People freely disclose vast quantities of personal and personally identifiable information. The central question of this Meador Lecture in Morality is whether they have a moral (or ethical) obligation (or duty) to withhold information about themselves or otherwise to protect information about themselves from disclosure. Moreover, could protecting one’s own information privacy be called for by important moral virtues, as well as obligations or duties? Safeguarding others’ privacy is widely understood to be a responsibility of government, business, and individuals. The “virtue” of fairness and the “duty” or “obligation” of respect for persons arguably ground other-regarding responsibilities of confidentiality and data security. But is anyone ethically required — not just prudentially advised — to protect his or her own privacy? If so, how might a requirement to protect one’s own privacy and to display ethical virtues of reserve, modesty and temperance properly influence everyday choices, public policy, or the law? I test the idea of an ethical mandate to protect one’s own privacy, while identifying the practical and philosophical problems that bear adversely on the case. I consider “conceptual” and “libertarian” objections to the view that each individual indeed has a moral obligation to safeguard his or her own privacy. Government and industry are not off the hook if privacy is a duty of self-care and self-respect: they have responsibilities and are freshly viewed as partners in moral agents’ quest for ethical goodness.Allen comments that
As we can see from the foregoing discussion, there are several negative positions one might take respecting whether information privacy protection is a duty to oneself, including these:
(1) No moral duty to or regarding oneself. There are no moral duties to oneself or regarding oneself, and therefore, no duty to protect one’s own privacy. We may (or may not) have reasons of prudence and self-interest to protect our own privacy.
(2) No moral privacy protection duty. There are moral duties to oneself, but they do not include a duty to protect one’s own informational privacy. We may (or may not) have reasons of prudence and self-interest to protect our own privacy.
(3) No first-order moral duty to or regarding oneself. There are no first-order moral duties to oneself, and therefore no such duty to protect one’s own privacy, but there are first-order duties to others that may entail derivative second-order duties to protect one’s own privacy.
(4) Prudence Only. We may have reasons of prudence and selfinterest to protect our own privacy, and commonly do. There are no moral duties to oneself, and therefore no duty to protect one’s own privacy. Nor is there any primary duty to others that entails a derivative duty to protect one’s own privacy.

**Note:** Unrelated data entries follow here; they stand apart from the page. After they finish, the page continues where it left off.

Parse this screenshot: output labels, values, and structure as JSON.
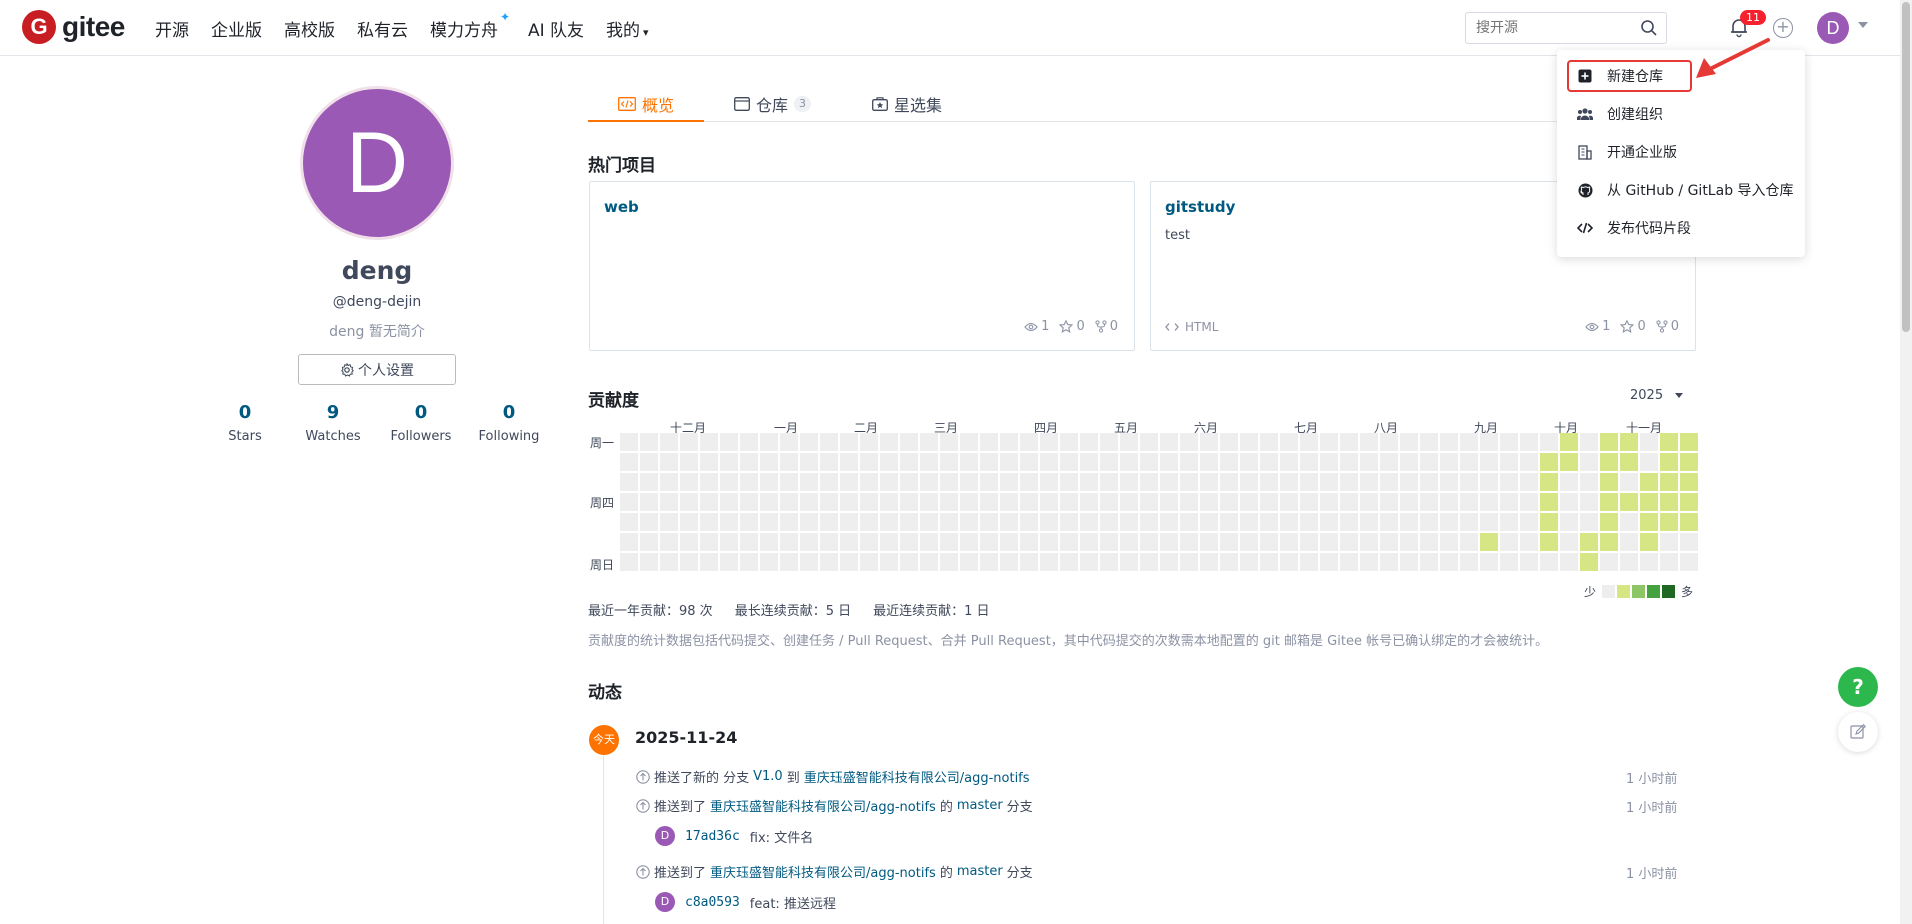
{
  "header": {
    "logo_text": "gitee",
    "logo_mark": "G",
    "nav": [
      "开源",
      "企业版",
      "高校版",
      "私有云",
      "模力方舟",
      "AI 队友",
      "我的"
    ],
    "search_placeholder": "搜开源",
    "notification_count": "11",
    "avatar_letter": "D"
  },
  "dropdown": {
    "items": [
      "新建仓库",
      "创建组织",
      "开通企业版",
      "从 GitHub / GitLab 导入仓库",
      "发布代码片段"
    ],
    "highlight_color": "#e53935"
  },
  "profile": {
    "avatar_letter": "D",
    "avatar_color": "#9b59b6",
    "name": "deng",
    "login": "@deng-dejin",
    "bio": "deng 暂无简介",
    "settings_label": "个人设置",
    "stats": [
      {
        "num": "0",
        "label": "Stars"
      },
      {
        "num": "9",
        "label": "Watches"
      },
      {
        "num": "0",
        "label": "Followers"
      },
      {
        "num": "0",
        "label": "Following"
      }
    ]
  },
  "tabs": [
    {
      "label": "概览",
      "active": true
    },
    {
      "label": "仓库",
      "count": "3"
    },
    {
      "label": "星选集"
    }
  ],
  "hot_projects": {
    "title": "热门项目",
    "cards": [
      {
        "name": "web",
        "desc": "",
        "lang": "",
        "views": "1",
        "stars": "0",
        "forks": "0"
      },
      {
        "name": "gitstudy",
        "desc": "test",
        "lang": "HTML",
        "views": "1",
        "stars": "0",
        "forks": "0"
      }
    ]
  },
  "contribution": {
    "title": "贡献度",
    "year": "2025",
    "months": [
      "十二月",
      "一月",
      "二月",
      "三月",
      "四月",
      "五月",
      "六月",
      "七月",
      "八月",
      "九月",
      "十月",
      "十一月"
    ],
    "weekdays": [
      "周一",
      "周四",
      "周日"
    ],
    "legend_less": "少",
    "legend_more": "多",
    "colors": [
      "#eeeeee",
      "#d6e685",
      "#8cc665",
      "#44a340",
      "#1e6823"
    ],
    "summary": [
      "最近一年贡献：98 次",
      "最长连续贡献：5 日",
      "最近连续贡献：1 日"
    ],
    "note": "贡献度的统计数据包括代码提交、创建任务 / Pull Request、合并 Pull Request，其中代码提交的次数需本地配置的 git 邮箱是 Gitee 帐号已确认绑定的才会被统计。"
  },
  "activity": {
    "title": "动态",
    "today_label": "今天",
    "date": "2025-11-24",
    "entries": [
      {
        "prefix": "推送了新的 分支",
        "branch": "V1.0",
        "mid": "到",
        "repo": "重庆珏盛智能科技有限公司/agg-notifs",
        "suffix": "",
        "time": "1 小时前"
      },
      {
        "prefix": "推送到了",
        "repo": "重庆珏盛智能科技有限公司/agg-notifs",
        "mid": "的",
        "branch": "master",
        "suffix": "分支",
        "time": "1 小时前",
        "sha": "17ad36c",
        "msg": "fix: 文件名"
      },
      {
        "prefix": "推送到了",
        "repo": "重庆珏盛智能科技有限公司/agg-notifs",
        "mid": "的",
        "branch": "master",
        "suffix": "分支",
        "time": "1 小时前",
        "sha": "c8a0593",
        "msg": "feat: 推送远程"
      }
    ]
  }
}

(5) No Reason to Protect. There are no general reasons of prudence and self-interest to protect one’s own privacy. There are no moral duties to oneself, and therefore no duty to protect one’s own privacy. Nor is there any primary duty to others that entails a derivative duty to protect one’s own privacy.

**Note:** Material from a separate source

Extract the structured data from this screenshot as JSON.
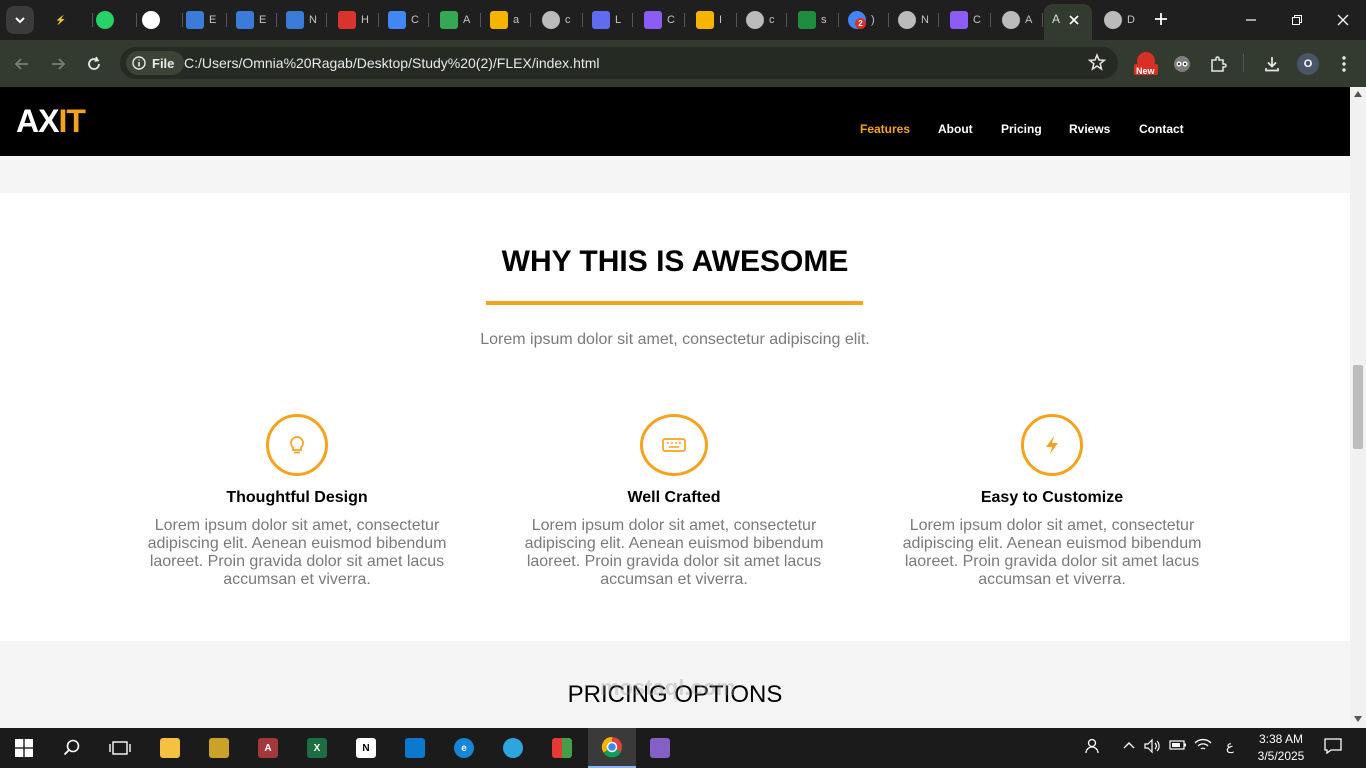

I reject 1–5 above and subscribe to duties to oneself as an obligation to act in ways that protect one’s welfare and promote self-respect. Moreover, I believe that among our duties to ourselves are duties of privacy protection. ...
We should make a habit and virtue of protecting our own privacy. Duties to protect one’s own privacy can be articulated in admixtures of deontological, utilitarian, and aretaic frameworks, to name the most routinely discussed. The duty to protect one’s own privacy is akin to a duty to promote the happiness, autonomy, and character of one’s current and future self. (I note that Kant himself did not maintain that individuals have a duty to promote their own happiness, as I would.) A modern deontological morality might understand privacies of modesty and reserve as modes of self-esteem, self-respect, or spirituality. An aretaic or perfectionist morality might treat a degree of modesty and reserve as favorable character traits conducive to the best life. Imagine a man with colon cancer who tells his coworkers in a limited distribution e-mail that he has colon cancer and is about to take some time off from work to begin treatment. Such a sensitive disclosure is not one that I would characterize as unethical. But now imagine that this same man e-mails, unsolicited, to his same coworkers a detailed electronic diary about his cancer that includes photographs of his surgical wounds, MRIs, and X rays, along with emotional accounts of his feeling before, during, and after months of chemotherapy, radiation, and recovery. Now we have “oversharing” that raises ethical concerns. Why? Because of the discomfort he causes others, but also, critically, for the damage to his own reputation, his loss of dignity, and his departure from good judgment and temperate character.